Village school is inundated with applicants for single teaching post. Stephen Lucas and William Stewart report
When more than 100 applications for a teaching post landed on Tim Sykes's desk, the deluge of extra paperwork was, for once, welcome.
The number of applications for the Year 1 classroom teacher post was a surprise to the head of Leven Church of England primary in Beverley.
"I'm not a fan of paperwork, but this was different," said 34-year-old Mr Sykes. "It is nice to be in that position rather than having two or three to choose from like some areas of the country."
Leven primary, where inspectors rate the quality of teachers as very good overall, is in a village of around 1,000 homes approximately six miles from the East Yorkshire coast.
It has fewer than 200 pupils aged four to 11, whose levels of attainment on entry to school are above average. Most of their parents are in work and own their own homes. A year ago the school advertised a similar post and got about half the number of applications.
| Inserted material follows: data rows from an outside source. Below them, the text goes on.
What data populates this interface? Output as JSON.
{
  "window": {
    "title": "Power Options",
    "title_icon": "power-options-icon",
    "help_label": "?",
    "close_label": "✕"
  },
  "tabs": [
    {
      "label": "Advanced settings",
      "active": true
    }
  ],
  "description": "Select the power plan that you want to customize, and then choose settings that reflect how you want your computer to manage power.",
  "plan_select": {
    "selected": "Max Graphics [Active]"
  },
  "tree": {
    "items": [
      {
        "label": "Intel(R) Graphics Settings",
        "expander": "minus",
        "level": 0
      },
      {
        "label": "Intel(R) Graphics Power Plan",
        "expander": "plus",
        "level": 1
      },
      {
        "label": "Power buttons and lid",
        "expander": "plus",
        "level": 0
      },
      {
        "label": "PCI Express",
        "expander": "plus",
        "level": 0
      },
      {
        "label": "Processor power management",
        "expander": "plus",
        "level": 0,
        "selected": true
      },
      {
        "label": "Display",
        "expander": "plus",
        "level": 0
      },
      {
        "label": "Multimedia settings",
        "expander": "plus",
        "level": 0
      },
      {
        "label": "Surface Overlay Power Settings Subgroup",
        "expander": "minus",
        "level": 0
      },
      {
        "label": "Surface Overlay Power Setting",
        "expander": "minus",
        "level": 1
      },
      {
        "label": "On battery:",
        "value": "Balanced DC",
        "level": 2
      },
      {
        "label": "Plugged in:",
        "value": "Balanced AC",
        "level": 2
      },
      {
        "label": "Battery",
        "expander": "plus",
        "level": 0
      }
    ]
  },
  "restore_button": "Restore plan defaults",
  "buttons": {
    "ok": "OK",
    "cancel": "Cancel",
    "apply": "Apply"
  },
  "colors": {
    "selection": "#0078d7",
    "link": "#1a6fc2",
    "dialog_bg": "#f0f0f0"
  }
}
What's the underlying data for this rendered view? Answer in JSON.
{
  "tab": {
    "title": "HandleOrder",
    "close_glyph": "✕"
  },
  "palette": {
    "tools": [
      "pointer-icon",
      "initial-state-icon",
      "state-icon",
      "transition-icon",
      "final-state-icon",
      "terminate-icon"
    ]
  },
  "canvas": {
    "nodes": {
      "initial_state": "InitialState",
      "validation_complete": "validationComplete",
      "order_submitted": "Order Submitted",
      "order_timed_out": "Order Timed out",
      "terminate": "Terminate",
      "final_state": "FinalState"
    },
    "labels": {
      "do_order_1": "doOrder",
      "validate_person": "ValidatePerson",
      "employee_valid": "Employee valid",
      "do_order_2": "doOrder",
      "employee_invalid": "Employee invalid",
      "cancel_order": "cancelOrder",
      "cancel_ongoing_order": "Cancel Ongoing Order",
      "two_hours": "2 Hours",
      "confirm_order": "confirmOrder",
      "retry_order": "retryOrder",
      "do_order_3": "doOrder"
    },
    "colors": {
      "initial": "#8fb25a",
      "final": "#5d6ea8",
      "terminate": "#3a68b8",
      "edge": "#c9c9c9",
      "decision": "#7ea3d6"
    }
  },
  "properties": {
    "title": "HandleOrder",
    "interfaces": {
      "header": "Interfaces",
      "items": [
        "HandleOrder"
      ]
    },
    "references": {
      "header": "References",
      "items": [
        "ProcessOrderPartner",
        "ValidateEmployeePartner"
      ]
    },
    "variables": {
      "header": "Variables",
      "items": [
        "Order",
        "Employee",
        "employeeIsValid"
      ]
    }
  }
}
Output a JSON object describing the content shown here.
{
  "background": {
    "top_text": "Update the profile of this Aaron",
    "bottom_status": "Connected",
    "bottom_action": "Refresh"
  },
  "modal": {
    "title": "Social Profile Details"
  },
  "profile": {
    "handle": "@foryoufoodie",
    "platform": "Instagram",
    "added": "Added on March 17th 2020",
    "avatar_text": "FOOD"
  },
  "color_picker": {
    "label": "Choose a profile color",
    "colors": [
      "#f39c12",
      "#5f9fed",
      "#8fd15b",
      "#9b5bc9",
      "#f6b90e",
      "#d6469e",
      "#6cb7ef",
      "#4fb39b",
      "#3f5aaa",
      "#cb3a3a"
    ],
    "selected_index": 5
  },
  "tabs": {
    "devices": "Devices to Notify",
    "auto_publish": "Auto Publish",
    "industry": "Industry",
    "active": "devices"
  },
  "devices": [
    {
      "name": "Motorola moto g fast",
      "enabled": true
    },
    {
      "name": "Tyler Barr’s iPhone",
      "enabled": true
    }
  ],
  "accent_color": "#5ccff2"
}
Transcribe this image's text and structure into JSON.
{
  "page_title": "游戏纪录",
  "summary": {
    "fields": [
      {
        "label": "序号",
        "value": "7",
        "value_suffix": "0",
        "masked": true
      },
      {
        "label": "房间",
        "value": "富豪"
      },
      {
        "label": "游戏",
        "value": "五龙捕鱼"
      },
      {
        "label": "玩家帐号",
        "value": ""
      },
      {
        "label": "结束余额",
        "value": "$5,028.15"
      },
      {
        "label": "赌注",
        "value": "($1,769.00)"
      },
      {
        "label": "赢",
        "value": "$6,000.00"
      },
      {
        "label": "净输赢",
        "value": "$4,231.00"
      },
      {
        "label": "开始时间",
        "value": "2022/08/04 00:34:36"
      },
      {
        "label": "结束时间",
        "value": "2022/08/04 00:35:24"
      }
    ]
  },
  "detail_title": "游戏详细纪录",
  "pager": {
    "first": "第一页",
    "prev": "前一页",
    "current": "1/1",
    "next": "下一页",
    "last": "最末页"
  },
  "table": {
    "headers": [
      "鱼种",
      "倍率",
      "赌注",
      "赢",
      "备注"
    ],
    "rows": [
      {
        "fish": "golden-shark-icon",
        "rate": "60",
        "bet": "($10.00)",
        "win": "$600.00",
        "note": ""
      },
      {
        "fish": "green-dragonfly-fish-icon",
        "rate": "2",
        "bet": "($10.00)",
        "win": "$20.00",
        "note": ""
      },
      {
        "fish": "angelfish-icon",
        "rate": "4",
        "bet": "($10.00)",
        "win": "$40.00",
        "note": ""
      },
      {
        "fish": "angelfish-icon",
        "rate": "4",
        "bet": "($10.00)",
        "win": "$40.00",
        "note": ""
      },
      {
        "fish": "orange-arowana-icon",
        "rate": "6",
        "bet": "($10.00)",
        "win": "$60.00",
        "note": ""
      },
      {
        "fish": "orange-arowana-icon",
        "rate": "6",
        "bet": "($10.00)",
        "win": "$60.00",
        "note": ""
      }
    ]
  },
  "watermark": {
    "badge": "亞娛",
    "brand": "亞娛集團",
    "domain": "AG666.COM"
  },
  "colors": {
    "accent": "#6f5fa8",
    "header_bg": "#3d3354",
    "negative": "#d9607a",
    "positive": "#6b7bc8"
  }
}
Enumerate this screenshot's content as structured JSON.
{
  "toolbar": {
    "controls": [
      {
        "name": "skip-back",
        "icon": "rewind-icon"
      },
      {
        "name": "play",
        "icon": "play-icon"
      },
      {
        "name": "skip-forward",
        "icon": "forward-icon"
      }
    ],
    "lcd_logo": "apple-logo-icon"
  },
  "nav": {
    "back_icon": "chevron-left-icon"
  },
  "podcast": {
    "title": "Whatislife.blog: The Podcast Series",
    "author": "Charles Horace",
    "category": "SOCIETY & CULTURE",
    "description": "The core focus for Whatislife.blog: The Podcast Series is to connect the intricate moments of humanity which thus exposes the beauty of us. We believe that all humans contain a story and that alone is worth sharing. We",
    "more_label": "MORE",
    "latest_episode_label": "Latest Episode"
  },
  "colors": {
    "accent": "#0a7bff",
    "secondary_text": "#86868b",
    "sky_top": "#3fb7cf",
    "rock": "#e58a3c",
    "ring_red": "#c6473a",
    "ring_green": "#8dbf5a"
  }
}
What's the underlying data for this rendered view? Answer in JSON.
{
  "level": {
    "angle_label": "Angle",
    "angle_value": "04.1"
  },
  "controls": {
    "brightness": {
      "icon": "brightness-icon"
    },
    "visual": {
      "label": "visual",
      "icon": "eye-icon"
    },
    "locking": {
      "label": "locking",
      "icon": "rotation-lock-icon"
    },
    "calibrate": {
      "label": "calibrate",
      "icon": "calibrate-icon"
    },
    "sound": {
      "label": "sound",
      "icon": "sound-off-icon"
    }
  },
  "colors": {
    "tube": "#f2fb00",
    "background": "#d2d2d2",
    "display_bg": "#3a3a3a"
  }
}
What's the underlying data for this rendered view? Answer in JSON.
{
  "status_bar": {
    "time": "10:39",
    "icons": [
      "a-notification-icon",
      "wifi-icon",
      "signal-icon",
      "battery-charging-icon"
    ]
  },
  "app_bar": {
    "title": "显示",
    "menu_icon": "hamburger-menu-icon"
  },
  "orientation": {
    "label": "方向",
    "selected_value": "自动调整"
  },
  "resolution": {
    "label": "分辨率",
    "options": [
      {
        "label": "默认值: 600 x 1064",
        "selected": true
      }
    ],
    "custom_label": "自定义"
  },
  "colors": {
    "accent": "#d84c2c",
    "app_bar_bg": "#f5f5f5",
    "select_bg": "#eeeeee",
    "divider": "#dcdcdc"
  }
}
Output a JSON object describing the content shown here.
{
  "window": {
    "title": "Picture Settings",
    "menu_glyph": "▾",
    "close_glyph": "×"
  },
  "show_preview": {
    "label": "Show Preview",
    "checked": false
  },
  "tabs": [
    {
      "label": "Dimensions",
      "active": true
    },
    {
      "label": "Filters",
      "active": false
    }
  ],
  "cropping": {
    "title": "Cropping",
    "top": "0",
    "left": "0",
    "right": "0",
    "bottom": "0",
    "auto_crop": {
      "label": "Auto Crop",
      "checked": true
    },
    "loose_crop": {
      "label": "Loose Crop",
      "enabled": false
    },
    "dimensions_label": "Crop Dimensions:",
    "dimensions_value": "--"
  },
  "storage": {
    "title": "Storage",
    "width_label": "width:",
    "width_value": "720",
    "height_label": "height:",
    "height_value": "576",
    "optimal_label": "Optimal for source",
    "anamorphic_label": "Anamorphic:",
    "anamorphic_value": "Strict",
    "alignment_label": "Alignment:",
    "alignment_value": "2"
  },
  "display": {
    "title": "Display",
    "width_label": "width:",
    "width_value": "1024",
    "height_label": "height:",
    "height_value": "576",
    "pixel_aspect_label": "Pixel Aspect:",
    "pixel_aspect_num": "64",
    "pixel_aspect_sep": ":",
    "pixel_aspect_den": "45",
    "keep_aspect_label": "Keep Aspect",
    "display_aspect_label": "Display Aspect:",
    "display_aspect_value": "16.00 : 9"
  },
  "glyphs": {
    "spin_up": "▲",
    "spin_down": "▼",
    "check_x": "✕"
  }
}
Mr Sykes puts the increase down to a series of awards for Leven, including Sport England's Activemark for sports and the Basic Skills Agency's Quality Mark for literacy and numeracy.
But jobs at nearby schools are also much sought-after. Beverley Minster C of E primary had 80 applications for a Year 4 classroom teacher two years ago, and at Beverley St Nicholas community primary two teaching posts each attracted more than 100 applications last year.
Bob Duerden, senior education adviser at East Riding of Yorkshire council, said: "We are used to seeing more than 60 applications for teaching jobs in East Riding, but 100 is unusual.
"Leven primary has a lot going for it though. It's a small school in a nice area."
The downside is that funding for the workforce agreement and falling rolls mean some East Riding schools are having to let staff go, he said.
Elsewhere in the country schools are struggling to recruit staff - or to hold on to those already in post.
John Howson, of Education Data Surveys, said that while falling rolls meant primary teaching jobs in many areas were hard to come by, increasing numbers of retiring heads meant schools faced the opposite problem in filling leadership positions. Headteacher vacancies were continuing to break records, with the latest figures showing that the number of posts advertised was up by more than a quarter compared to two years ago. In the first four months of the year there were 1,512 headship vacancies,up from 1,501 during the same period last year and from 1,199 in 2003, he said.
Sylvia Morris, head of the Cathedral school of St Saviour and St Mary Overie, in Southwark, south London, blames the cost of travel and housing in the capital for the expected loss of five of her 10 teachers in July.
She thinks the rise in the congestion charge from pound;5 to pound;8 from July will make things worse. "Teachers should receive the same reduction as other key workers," she said. "Public transport is not cheap or reliable.
It is smelly, sweaty and you get squashed in like a sardine and some of us don't want to do that day in day out."